Food trucks have a tough time moving around much presently because of the difficulty of getting licenses outside of City of Birmingham. “I think the governments are having a hard time right now deciding how to work with food trucks, just because it’s been unregulated in the past,” Brandon of Spoonfed says. “There’s a lot of red tape and hoops. You’ve got to go through the process and the process is what keeps more people out of it…Each city has their own regulations and so when different jurisdictions and…certain counties ask you to do different things, that’s where you run into the problems.

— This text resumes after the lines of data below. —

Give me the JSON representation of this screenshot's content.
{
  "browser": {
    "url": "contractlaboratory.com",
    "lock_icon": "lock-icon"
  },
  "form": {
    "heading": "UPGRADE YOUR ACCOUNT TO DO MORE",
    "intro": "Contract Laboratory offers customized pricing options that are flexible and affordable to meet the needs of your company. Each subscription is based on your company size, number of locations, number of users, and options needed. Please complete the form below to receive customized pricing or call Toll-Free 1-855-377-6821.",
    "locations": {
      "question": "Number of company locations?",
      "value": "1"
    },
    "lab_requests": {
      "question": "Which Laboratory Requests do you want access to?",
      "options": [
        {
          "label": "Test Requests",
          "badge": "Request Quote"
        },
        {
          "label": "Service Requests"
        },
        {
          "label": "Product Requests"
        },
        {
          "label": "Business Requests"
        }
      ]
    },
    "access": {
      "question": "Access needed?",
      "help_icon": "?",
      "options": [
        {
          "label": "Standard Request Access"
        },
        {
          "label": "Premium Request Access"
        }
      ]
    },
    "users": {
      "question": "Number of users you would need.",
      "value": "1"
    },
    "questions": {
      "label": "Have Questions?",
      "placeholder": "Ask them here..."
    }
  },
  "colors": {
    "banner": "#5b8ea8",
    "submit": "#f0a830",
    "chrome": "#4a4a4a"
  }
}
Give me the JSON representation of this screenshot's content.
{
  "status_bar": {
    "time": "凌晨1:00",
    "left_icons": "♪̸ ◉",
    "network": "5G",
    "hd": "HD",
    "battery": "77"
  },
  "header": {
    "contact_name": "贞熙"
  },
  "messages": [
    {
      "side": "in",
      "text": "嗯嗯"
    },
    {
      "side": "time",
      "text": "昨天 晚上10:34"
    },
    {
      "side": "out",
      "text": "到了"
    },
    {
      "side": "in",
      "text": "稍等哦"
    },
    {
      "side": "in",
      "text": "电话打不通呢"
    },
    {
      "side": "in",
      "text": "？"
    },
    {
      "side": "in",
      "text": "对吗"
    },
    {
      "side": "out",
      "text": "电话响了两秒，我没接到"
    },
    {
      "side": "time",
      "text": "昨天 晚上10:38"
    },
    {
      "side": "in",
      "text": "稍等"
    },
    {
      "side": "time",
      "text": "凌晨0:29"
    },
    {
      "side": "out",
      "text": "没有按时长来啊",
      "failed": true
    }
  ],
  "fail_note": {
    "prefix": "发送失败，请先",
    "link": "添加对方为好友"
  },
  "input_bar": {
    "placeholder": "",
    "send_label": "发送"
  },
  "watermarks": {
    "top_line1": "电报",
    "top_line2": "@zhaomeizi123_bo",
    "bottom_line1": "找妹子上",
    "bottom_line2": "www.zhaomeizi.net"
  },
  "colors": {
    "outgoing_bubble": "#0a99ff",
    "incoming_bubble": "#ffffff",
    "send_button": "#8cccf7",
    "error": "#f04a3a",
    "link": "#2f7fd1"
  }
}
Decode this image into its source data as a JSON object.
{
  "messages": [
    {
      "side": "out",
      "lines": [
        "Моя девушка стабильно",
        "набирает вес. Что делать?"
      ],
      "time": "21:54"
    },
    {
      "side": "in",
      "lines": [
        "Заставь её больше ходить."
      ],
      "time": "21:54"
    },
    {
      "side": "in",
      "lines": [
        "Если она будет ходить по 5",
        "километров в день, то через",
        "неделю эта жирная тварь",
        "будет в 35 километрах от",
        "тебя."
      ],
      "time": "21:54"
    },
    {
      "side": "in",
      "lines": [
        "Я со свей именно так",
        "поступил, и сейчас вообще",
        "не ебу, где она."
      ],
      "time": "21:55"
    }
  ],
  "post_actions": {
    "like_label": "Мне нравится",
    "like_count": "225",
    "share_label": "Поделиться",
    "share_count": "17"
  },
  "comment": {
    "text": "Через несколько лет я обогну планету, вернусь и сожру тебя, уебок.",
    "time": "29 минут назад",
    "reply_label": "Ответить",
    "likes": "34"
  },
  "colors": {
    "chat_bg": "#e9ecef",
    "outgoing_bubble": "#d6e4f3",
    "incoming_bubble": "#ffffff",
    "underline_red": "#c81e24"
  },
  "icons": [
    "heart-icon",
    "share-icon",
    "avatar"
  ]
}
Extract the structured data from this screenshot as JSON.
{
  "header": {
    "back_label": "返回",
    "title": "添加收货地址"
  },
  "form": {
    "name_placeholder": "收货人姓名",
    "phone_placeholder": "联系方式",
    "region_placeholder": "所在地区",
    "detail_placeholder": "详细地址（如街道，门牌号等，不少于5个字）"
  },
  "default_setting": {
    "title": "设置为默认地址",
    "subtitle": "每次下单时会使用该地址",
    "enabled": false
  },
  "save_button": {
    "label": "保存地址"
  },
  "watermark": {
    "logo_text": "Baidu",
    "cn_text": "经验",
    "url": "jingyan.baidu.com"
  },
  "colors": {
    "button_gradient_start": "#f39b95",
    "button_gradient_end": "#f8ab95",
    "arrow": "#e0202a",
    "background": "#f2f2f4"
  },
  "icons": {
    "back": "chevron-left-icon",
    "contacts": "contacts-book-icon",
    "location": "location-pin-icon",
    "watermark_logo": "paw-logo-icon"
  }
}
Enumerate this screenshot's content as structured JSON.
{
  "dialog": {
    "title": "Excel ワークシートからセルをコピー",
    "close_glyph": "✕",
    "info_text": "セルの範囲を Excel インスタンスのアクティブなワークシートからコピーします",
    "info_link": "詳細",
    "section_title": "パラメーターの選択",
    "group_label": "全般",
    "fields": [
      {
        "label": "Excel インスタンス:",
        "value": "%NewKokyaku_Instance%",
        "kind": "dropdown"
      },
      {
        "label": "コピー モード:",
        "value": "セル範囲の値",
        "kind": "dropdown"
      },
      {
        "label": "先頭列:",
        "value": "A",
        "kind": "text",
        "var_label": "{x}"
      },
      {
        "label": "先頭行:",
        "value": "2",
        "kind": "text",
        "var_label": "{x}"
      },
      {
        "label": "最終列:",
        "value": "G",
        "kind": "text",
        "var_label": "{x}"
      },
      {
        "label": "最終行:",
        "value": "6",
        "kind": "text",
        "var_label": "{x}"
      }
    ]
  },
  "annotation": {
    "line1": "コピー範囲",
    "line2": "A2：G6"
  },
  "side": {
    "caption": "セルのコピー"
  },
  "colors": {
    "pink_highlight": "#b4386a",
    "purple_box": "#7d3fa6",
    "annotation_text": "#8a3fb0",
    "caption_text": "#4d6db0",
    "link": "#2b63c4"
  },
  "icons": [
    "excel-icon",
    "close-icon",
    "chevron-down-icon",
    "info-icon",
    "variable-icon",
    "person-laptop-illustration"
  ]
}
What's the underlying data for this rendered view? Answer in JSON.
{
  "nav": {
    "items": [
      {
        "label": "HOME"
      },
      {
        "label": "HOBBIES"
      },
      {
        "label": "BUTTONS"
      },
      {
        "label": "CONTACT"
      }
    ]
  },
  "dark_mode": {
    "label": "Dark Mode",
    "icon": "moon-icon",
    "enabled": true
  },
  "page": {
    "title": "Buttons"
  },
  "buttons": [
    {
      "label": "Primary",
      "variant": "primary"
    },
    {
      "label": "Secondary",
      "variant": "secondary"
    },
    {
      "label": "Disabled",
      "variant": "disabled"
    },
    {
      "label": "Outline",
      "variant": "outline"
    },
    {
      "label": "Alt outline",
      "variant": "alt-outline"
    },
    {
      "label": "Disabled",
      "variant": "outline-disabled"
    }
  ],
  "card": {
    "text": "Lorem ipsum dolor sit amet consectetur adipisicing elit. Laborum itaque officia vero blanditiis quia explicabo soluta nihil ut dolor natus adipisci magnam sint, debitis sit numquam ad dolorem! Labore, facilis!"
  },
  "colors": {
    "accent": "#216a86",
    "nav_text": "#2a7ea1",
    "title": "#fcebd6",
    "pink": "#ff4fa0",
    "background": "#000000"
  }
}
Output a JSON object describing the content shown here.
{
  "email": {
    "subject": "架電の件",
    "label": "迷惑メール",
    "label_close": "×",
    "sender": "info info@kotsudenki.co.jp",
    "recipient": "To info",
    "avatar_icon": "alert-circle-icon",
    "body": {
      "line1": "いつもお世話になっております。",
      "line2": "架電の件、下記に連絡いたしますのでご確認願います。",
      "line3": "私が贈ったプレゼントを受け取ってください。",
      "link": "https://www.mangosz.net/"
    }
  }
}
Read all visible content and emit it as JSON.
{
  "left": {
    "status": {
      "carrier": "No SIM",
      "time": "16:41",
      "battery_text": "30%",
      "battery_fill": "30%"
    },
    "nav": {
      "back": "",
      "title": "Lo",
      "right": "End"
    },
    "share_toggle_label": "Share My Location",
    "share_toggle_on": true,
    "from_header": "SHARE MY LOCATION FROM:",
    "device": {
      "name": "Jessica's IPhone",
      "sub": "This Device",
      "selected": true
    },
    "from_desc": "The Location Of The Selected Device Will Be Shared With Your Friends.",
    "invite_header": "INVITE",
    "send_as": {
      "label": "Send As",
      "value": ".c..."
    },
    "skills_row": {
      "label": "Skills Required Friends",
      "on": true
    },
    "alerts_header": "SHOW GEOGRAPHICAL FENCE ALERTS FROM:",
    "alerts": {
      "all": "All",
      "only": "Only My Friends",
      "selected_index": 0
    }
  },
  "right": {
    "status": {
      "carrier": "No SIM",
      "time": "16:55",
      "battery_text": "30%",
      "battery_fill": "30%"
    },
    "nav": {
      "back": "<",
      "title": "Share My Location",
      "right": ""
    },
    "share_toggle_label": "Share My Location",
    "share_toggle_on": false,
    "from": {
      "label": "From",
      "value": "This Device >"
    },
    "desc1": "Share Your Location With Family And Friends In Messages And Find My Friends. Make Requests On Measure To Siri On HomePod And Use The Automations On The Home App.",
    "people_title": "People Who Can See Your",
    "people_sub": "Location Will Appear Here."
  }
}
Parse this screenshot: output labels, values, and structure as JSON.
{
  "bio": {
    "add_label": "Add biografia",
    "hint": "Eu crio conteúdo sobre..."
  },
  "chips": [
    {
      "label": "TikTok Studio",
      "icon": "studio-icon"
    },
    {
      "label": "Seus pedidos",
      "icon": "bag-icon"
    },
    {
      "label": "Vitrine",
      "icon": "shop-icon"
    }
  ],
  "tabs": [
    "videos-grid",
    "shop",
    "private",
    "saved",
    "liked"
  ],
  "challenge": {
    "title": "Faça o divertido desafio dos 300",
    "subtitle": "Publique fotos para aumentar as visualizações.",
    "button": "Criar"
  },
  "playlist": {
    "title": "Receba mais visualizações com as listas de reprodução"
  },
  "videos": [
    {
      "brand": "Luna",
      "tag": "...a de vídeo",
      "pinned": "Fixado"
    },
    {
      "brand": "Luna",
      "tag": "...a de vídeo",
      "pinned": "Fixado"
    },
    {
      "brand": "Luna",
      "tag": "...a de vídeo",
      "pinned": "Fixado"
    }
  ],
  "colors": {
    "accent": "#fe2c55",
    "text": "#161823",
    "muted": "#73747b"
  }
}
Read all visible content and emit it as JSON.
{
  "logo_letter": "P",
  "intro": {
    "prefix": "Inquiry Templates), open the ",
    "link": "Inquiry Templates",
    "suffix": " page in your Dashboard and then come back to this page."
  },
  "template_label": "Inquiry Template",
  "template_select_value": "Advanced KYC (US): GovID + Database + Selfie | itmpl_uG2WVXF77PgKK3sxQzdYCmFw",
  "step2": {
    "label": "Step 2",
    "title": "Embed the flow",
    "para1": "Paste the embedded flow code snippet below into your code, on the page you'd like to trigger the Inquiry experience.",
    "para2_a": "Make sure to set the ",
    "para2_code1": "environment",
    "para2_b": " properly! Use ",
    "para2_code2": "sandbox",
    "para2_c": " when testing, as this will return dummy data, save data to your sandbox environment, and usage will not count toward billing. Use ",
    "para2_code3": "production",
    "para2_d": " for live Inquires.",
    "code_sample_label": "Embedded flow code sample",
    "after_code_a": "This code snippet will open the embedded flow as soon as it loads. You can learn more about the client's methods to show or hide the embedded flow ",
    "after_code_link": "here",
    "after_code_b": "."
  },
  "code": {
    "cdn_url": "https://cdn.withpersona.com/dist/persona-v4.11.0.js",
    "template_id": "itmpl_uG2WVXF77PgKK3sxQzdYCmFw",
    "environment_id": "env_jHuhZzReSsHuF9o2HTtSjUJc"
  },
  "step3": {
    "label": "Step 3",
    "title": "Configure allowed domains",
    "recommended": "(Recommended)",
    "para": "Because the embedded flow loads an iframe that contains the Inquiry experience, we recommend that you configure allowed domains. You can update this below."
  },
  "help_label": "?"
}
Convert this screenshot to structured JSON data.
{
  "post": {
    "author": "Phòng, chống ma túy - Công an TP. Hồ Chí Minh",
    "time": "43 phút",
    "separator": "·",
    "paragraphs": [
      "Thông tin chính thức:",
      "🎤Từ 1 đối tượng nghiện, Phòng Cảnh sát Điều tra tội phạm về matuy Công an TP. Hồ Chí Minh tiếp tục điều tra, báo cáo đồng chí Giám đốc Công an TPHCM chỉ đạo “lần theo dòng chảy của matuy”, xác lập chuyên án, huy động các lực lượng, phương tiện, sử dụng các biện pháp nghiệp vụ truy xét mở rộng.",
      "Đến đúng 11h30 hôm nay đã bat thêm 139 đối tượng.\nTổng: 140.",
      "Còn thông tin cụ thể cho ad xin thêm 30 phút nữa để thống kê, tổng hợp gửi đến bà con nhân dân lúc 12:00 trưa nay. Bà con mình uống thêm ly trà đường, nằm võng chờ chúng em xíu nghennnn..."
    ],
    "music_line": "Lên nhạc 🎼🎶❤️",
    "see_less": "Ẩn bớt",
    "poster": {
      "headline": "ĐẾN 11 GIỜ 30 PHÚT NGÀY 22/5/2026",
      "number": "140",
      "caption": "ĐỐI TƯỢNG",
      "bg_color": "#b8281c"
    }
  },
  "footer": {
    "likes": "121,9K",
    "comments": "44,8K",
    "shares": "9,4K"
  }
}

But really it’s just patience and fortitude that makes it happen. If you’re willing to do the work, the opportunity is there.
But don’t expect it to happen overnight. It’s a month-long process.”
Expediting that process or working with local municipalities might be what it takes to allow food trucks to truly flourish in Birmingham. “Our customers want us to be in other cities,” Jones says. “We want to be in other cities. We would love, if anybody’s open, working out something where we could come to those cities and be able to vend.”
For now, food trucks must work with the guidelines local governments give them, but the continued success and growth of food trucks in Birmingham relies on their acceptance and popularity with the people. Their food is definitely good enough to make its own argument for growth. But food trucks rely on word of mouth to do business. So spread the word. Find one of the trucks, grab a bite and thank me later.
Shindigs Catering Truck can be found online at www.shindigscateringtrucks.com. Follow them on Twitter @ShindigsTrucks and like their Facebook page. Find out where they’re parked by checking their website or Twitter feed. If you can’t find them that way, you can always call them at (205) 538-1170.
Spoonfed Grill can be found online at www.spoonfedgrill.com. Follow them on Twitter @SpoonFedGrill and like their Facebook page. Spoonfed usually parks at the intersection of 20th Street North and Fifth Avenue. If you’re not sure, call them at (205) 937-3788.
can be found online at dreamcakes-bakery.com. Follow them on Twitter
@dreamcakesbham and like them on Facebook. They also have an iPhone app.
Just search “Dreamcakes” to find it. You can find out where they are by
checking their Facebook page, their iPhone app or by calling (205)